▶ _Your instructions_
In the records below, find each line containing the word "Follow" and copy it.

Segment Start: Data for analysis

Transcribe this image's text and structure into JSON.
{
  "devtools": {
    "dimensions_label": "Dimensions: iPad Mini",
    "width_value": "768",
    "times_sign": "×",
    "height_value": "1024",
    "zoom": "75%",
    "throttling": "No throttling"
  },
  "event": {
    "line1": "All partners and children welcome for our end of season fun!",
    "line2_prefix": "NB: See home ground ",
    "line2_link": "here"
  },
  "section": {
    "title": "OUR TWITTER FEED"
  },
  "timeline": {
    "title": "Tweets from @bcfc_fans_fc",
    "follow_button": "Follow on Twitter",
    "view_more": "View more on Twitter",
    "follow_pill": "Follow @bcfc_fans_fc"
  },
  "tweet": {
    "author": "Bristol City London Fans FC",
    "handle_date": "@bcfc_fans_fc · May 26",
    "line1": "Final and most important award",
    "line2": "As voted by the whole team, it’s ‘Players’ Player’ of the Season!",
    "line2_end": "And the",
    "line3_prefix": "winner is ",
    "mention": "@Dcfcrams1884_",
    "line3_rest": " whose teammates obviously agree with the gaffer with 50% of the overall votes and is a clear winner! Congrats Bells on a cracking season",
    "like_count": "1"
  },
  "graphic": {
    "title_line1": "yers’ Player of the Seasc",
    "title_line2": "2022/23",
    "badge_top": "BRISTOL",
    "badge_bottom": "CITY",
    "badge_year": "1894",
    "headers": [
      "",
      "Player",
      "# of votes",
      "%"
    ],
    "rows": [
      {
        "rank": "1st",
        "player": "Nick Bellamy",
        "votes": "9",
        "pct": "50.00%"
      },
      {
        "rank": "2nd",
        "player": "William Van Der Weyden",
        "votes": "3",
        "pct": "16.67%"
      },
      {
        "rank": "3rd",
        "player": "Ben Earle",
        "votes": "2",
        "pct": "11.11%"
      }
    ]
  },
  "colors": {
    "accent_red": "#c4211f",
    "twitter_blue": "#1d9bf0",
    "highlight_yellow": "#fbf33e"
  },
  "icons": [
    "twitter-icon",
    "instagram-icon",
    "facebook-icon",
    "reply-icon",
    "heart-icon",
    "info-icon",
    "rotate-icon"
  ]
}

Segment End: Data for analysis

▶ _Solution below_
    "follow_button": "Follow on Twitter",
    "follow_pill": "Follow @bcfc_fans_fc"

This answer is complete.